Record Type: Journal
Publication Date: 2007-Nov
Pages: 14
Abstractor: ERIC
ISSN: ISSN-0018-2745
Bringing Ordinary People into the Picture
Shedd, John A.
History Teacher, v41 n1 p25-38 Nov 2007
One of the most challenging problems faced by teachers of history is how to give voice to the vast majority of people who lived in the past. People's knowledge of history tends to center on the great and important because they are tied to extant written records, almost all of which were produced by and/or about people of high stature in society. For a long time, historians assumed that the little people of days gone by would always remain silent to them, since they left behind so few writings to examine. And, among some European historians at least, a bias in favor of the elite perspective was summed up in the phrase "the inarticulate masses," a term that was still in use as late as the 1990s. This essay cites examples from early modern European history to assert two broad conclusions. The first is that ordinary people are anything but inarticulate. If one wishes to know what people believe, feel, need, or want, all he or she has to do is ask them. As such, teachers need to find ways to get around this shortage of writings from ordinary people so as to help their students see that the human past was made by everyone and not solely by the few in power. The second assertion presented is that, despite the paucity of surviving written records left by ordinary people (resulting in a lack of detailed information about them in classroom textbooks), teachers can use supplemental secondary resources to help their students understand how people of low social status functioned in society, and even how they shaped their own worlds. (Contains 26 notes.)

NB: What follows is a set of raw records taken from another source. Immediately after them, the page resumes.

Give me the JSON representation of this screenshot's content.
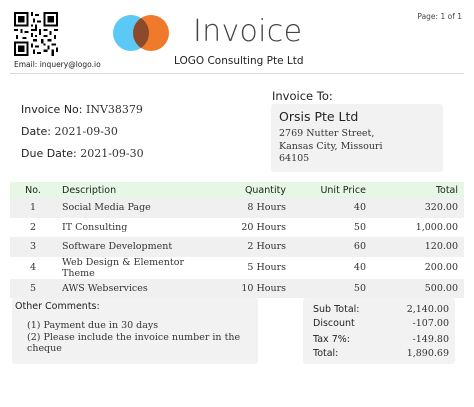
{
  "header": {
    "email": "Email: inquery@logo.io",
    "title": "Invoice",
    "company": "LOGO Consulting Pte Ltd",
    "page": "Page: 1 of 1"
  },
  "colors": {
    "logo_blue": "#5bc8f5",
    "logo_orange": "#f07a2b",
    "logo_overlap": "#8b4a2b",
    "table_header_bg": "#e6f7e6",
    "panel_bg": "#f2f2f2"
  },
  "meta": {
    "invoice_no_label": "Invoice No:",
    "invoice_no": "INV38379",
    "date_label": "Date:",
    "date": "2021-09-30",
    "due_label": "Due Date:",
    "due": "2021-09-30"
  },
  "invoice_to": {
    "label": "Invoice To:",
    "name": "Orsis Pte Ltd",
    "address_1": "2769 Nutter Street,",
    "address_2": "Kansas City, Missouri",
    "address_3": "64105"
  },
  "table": {
    "headers": [
      "No.",
      "Description",
      "Quantity",
      "Unit Price",
      "Total"
    ],
    "rows": [
      [
        "1",
        "Social Media Page",
        "8 Hours",
        "40",
        "320.00"
      ],
      [
        "2",
        "IT Consulting",
        "20 Hours",
        "50",
        "1,000.00"
      ],
      [
        "3",
        "Software Development",
        "2 Hours",
        "60",
        "120.00"
      ],
      [
        "4",
        "Web Design & Elementor Theme",
        "5 Hours",
        "40",
        "200.00"
      ],
      [
        "5",
        "AWS Webservices",
        "10 Hours",
        "50",
        "500.00"
      ]
    ]
  },
  "comments": {
    "label": "Other Comments:",
    "line_1": "(1) Payment due in 30 days",
    "line_2": "(2) Please include the invoice number in the cheque"
  },
  "totals": {
    "subtotal_label": "Sub Total:",
    "subtotal": "2,140.00",
    "discount_label": "Discount",
    "discount": "-107.00",
    "tax_label": "Tax 7%:",
    "tax": "-149.80",
    "total_label": "Total:",
    "total": "1,890.69"
  }
}
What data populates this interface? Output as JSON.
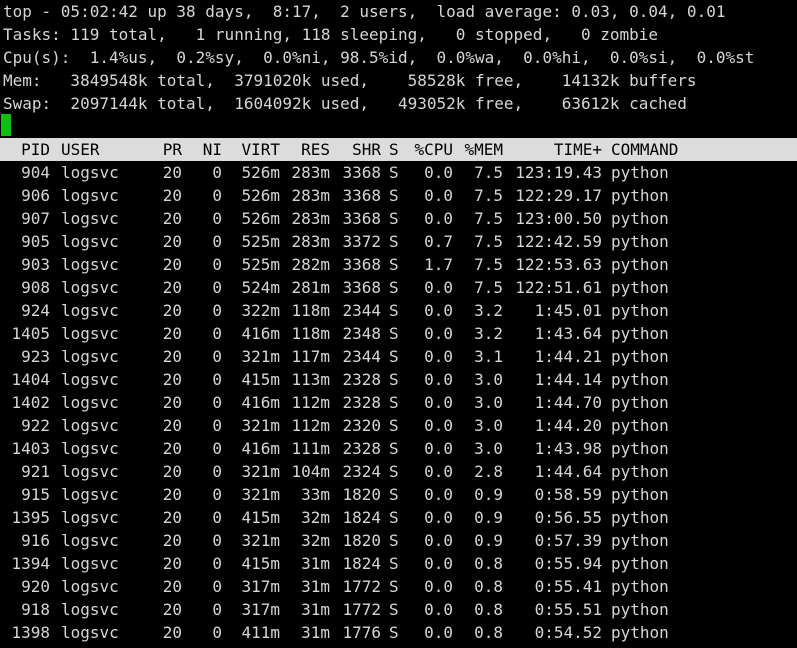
{
  "summary": {
    "top": "top - 05:02:42 up 38 days,  8:17,  2 users,  load average: 0.03, 0.04, 0.01",
    "tasks": "Tasks: 119 total,   1 running, 118 sleeping,   0 stopped,   0 zombie",
    "cpu": "Cpu(s):  1.4%us,  0.2%sy,  0.0%ni, 98.5%id,  0.0%wa,  0.0%hi,  0.0%si,  0.0%st",
    "mem": "Mem:   3849548k total,  3791020k used,    58528k free,    14132k buffers",
    "swap": "Swap:  2097144k total,  1604092k used,   493052k free,    63612k cached"
  },
  "columns": {
    "pid": "PID",
    "user": "USER",
    "pr": "PR",
    "ni": "NI",
    "virt": "VIRT",
    "res": "RES",
    "shr": "SHR",
    "s": "S",
    "cpu": "%CPU",
    "mem": "%MEM",
    "time": "TIME+",
    "command": "COMMAND"
  },
  "processes": [
    {
      "pid": "904",
      "user": "logsvc",
      "pr": "20",
      "ni": "0",
      "virt": "526m",
      "res": "283m",
      "shr": "3368",
      "s": "S",
      "cpu": "0.0",
      "mem": "7.5",
      "time": "123:19.43",
      "command": "python"
    },
    {
      "pid": "906",
      "user": "logsvc",
      "pr": "20",
      "ni": "0",
      "virt": "526m",
      "res": "283m",
      "shr": "3368",
      "s": "S",
      "cpu": "0.0",
      "mem": "7.5",
      "time": "122:29.17",
      "command": "python"
    },
    {
      "pid": "907",
      "user": "logsvc",
      "pr": "20",
      "ni": "0",
      "virt": "526m",
      "res": "283m",
      "shr": "3368",
      "s": "S",
      "cpu": "0.0",
      "mem": "7.5",
      "time": "123:00.50",
      "command": "python"
    },
    {
      "pid": "905",
      "user": "logsvc",
      "pr": "20",
      "ni": "0",
      "virt": "525m",
      "res": "283m",
      "shr": "3372",
      "s": "S",
      "cpu": "0.7",
      "mem": "7.5",
      "time": "122:42.59",
      "command": "python"
    },
    {
      "pid": "903",
      "user": "logsvc",
      "pr": "20",
      "ni": "0",
      "virt": "525m",
      "res": "282m",
      "shr": "3368",
      "s": "S",
      "cpu": "1.7",
      "mem": "7.5",
      "time": "122:53.63",
      "command": "python"
    },
    {
      "pid": "908",
      "user": "logsvc",
      "pr": "20",
      "ni": "0",
      "virt": "524m",
      "res": "281m",
      "shr": "3368",
      "s": "S",
      "cpu": "0.0",
      "mem": "7.5",
      "time": "122:51.61",
      "command": "python"
    },
    {
      "pid": "924",
      "user": "logsvc",
      "pr": "20",
      "ni": "0",
      "virt": "322m",
      "res": "118m",
      "shr": "2344",
      "s": "S",
      "cpu": "0.0",
      "mem": "3.2",
      "time": "1:45.01",
      "command": "python"
    },
    {
      "pid": "1405",
      "user": "logsvc",
      "pr": "20",
      "ni": "0",
      "virt": "416m",
      "res": "118m",
      "shr": "2348",
      "s": "S",
      "cpu": "0.0",
      "mem": "3.2",
      "time": "1:43.64",
      "command": "python"
    },
    {
      "pid": "923",
      "user": "logsvc",
      "pr": "20",
      "ni": "0",
      "virt": "321m",
      "res": "117m",
      "shr": "2344",
      "s": "S",
      "cpu": "0.0",
      "mem": "3.1",
      "time": "1:44.21",
      "command": "python"
    },
    {
      "pid": "1404",
      "user": "logsvc",
      "pr": "20",
      "ni": "0",
      "virt": "415m",
      "res": "113m",
      "shr": "2328",
      "s": "S",
      "cpu": "0.0",
      "mem": "3.0",
      "time": "1:44.14",
      "command": "python"
    },
    {
      "pid": "1402",
      "user": "logsvc",
      "pr": "20",
      "ni": "0",
      "virt": "416m",
      "res": "112m",
      "shr": "2328",
      "s": "S",
      "cpu": "0.0",
      "mem": "3.0",
      "time": "1:44.70",
      "command": "python"
    },
    {
      "pid": "922",
      "user": "logsvc",
      "pr": "20",
      "ni": "0",
      "virt": "321m",
      "res": "112m",
      "shr": "2320",
      "s": "S",
      "cpu": "0.0",
      "mem": "3.0",
      "time": "1:44.20",
      "command": "python"
    },
    {
      "pid": "1403",
      "user": "logsvc",
      "pr": "20",
      "ni": "0",
      "virt": "416m",
      "res": "111m",
      "shr": "2328",
      "s": "S",
      "cpu": "0.0",
      "mem": "3.0",
      "time": "1:43.98",
      "command": "python"
    },
    {
      "pid": "921",
      "user": "logsvc",
      "pr": "20",
      "ni": "0",
      "virt": "321m",
      "res": "104m",
      "shr": "2324",
      "s": "S",
      "cpu": "0.0",
      "mem": "2.8",
      "time": "1:44.64",
      "command": "python"
    },
    {
      "pid": "915",
      "user": "logsvc",
      "pr": "20",
      "ni": "0",
      "virt": "321m",
      "res": "33m",
      "shr": "1820",
      "s": "S",
      "cpu": "0.0",
      "mem": "0.9",
      "time": "0:58.59",
      "command": "python"
    },
    {
      "pid": "1395",
      "user": "logsvc",
      "pr": "20",
      "ni": "0",
      "virt": "415m",
      "res": "32m",
      "shr": "1824",
      "s": "S",
      "cpu": "0.0",
      "mem": "0.9",
      "time": "0:56.55",
      "command": "python"
    },
    {
      "pid": "916",
      "user": "logsvc",
      "pr": "20",
      "ni": "0",
      "virt": "321m",
      "res": "32m",
      "shr": "1820",
      "s": "S",
      "cpu": "0.0",
      "mem": "0.9",
      "time": "0:57.39",
      "command": "python"
    },
    {
      "pid": "1394",
      "user": "logsvc",
      "pr": "20",
      "ni": "0",
      "virt": "415m",
      "res": "31m",
      "shr": "1824",
      "s": "S",
      "cpu": "0.0",
      "mem": "0.8",
      "time": "0:55.94",
      "command": "python"
    },
    {
      "pid": "920",
      "user": "logsvc",
      "pr": "20",
      "ni": "0",
      "virt": "317m",
      "res": "31m",
      "shr": "1772",
      "s": "S",
      "cpu": "0.0",
      "mem": "0.8",
      "time": "0:55.41",
      "command": "python"
    },
    {
      "pid": "918",
      "user": "logsvc",
      "pr": "20",
      "ni": "0",
      "virt": "317m",
      "res": "31m",
      "shr": "1772",
      "s": "S",
      "cpu": "0.0",
      "mem": "0.8",
      "time": "0:55.51",
      "command": "python"
    },
    {
      "pid": "1398",
      "user": "logsvc",
      "pr": "20",
      "ni": "0",
      "virt": "411m",
      "res": "31m",
      "shr": "1776",
      "s": "S",
      "cpu": "0.0",
      "mem": "0.8",
      "time": "0:54.52",
      "command": "python"
    }
  ],
  "colors": {
    "background": "#000000",
    "text": "#d6d6d6",
    "header_bg": "#dcdcdc",
    "cursor": "#10c010"
  }
}
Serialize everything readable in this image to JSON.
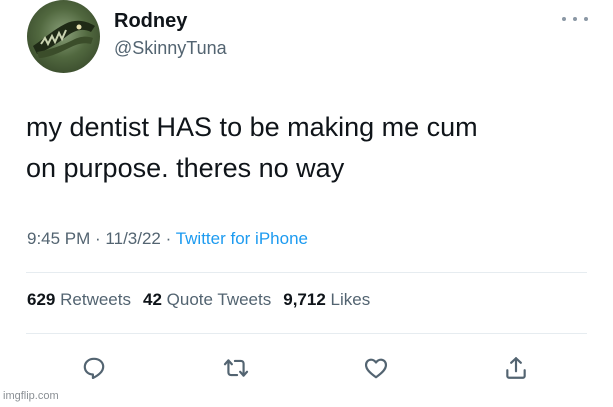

Society for History Education. California State University, Long Beach, 1250 Bellflower Blvd, Long Beach, CA 90840-1601. Tel: 562-985-2573; Fax: 562-985-5431; Web site:
Publication Type: Journal Articles; Opinion Papers
Education Level: N/A
Audience: N/A
Language: English
Sponsor: N/A
Authoring Institution: N/A